(Records for this task)

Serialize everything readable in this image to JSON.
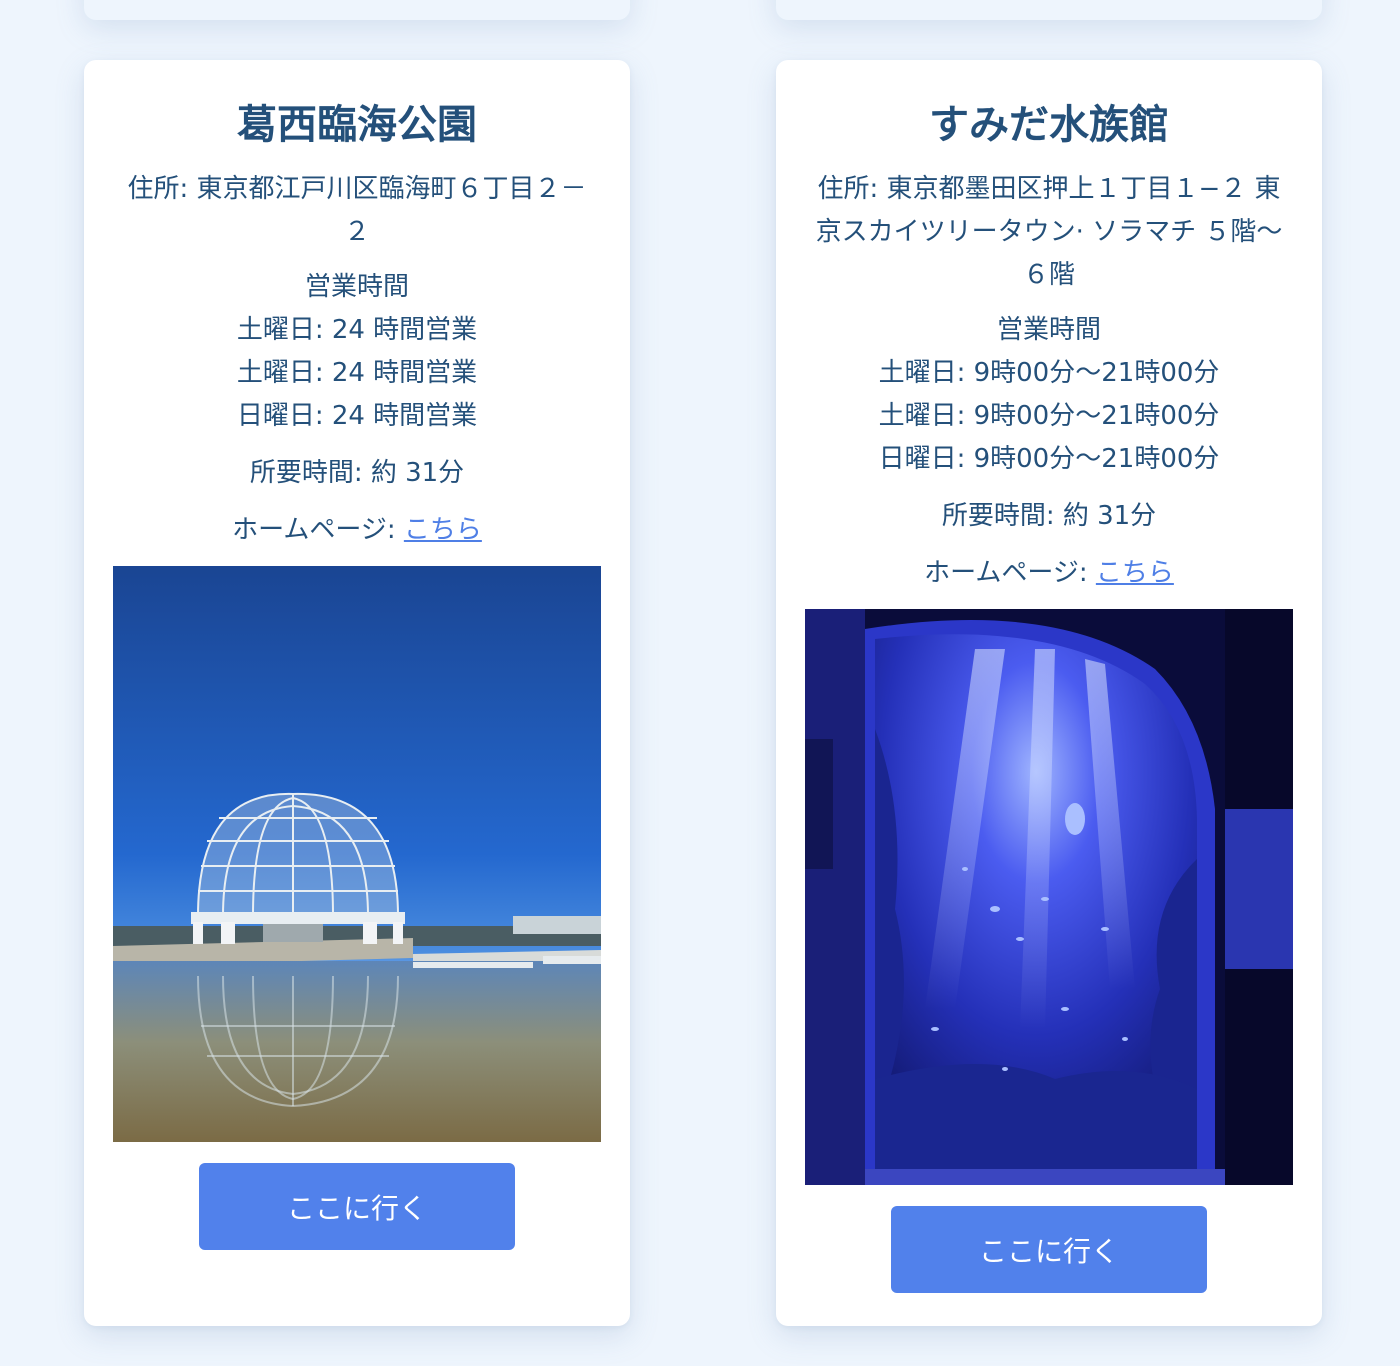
{
  "cards": [
    {
      "title": "葛西臨海公園",
      "address": "住所: 東京都江戸川区臨海町６丁目２－２",
      "hours_title": "営業時間",
      "hours": [
        "土曜日: 24 時間営業",
        "土曜日: 24 時間営業",
        "日曜日: 24 時間営業"
      ],
      "duration": "所要時間: 約 31分",
      "homepage_label": "ホームページ: ",
      "homepage_link": "こちら",
      "button_label": "ここに行く"
    },
    {
      "title": "すみだ水族館",
      "address": "住所: 東京都墨田区押上１丁目１−２ 東京スカイツリータウン· ソラマチ ５階～６階",
      "hours_title": "営業時間",
      "hours": [
        "土曜日: 9時00分～21時00分",
        "土曜日: 9時00分～21時00分",
        "日曜日: 9時00分～21時00分"
      ],
      "duration": "所要時間: 約 31分",
      "homepage_label": "ホームページ: ",
      "homepage_link": "こちら",
      "button_label": "ここに行く"
    }
  ],
  "colors": {
    "background": "#eef5fd",
    "text": "#24507a",
    "link": "#4f7fe6",
    "button": "#5181eb"
  }
}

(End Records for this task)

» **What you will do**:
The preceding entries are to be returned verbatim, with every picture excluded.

» **Task output**:
Serialize everything readable in this image to JSON.
{
  "cards": [
    {
      "title": "葛西臨海公園",
      "address": "住所: 東京都江戸川区臨海町６丁目２－２",
      "hours_title": "営業時間",
      "hours": [
        "土曜日: 24 時間営業",
        "土曜日: 24 時間営業",
        "日曜日: 24 時間営業"
      ],
      "duration": "所要時間: 約 31分",
      "homepage_label": "ホームページ: ",
      "homepage_link": "こちら",
      "button_label": "ここに行く"
    },
    {
      "title": "すみだ水族館",
      "address": "住所: 東京都墨田区押上１丁目１−２ 東京スカイツリータウン· ソラマチ ５階～６階",
      "hours_title": "営業時間",
      "hours": [
        "土曜日: 9時00分～21時00分",
        "土曜日: 9時00分～21時00分",
        "日曜日: 9時00分～21時00分"
      ],
      "duration": "所要時間: 約 31分",
      "homepage_label": "ホームページ: ",
      "homepage_link": "こちら",
      "button_label": "ここに行く"
    }
  ],
  "colors": {
    "background": "#eef5fd",
    "text": "#24507a",
    "link": "#4f7fe6",
    "button": "#5181eb"
  }
}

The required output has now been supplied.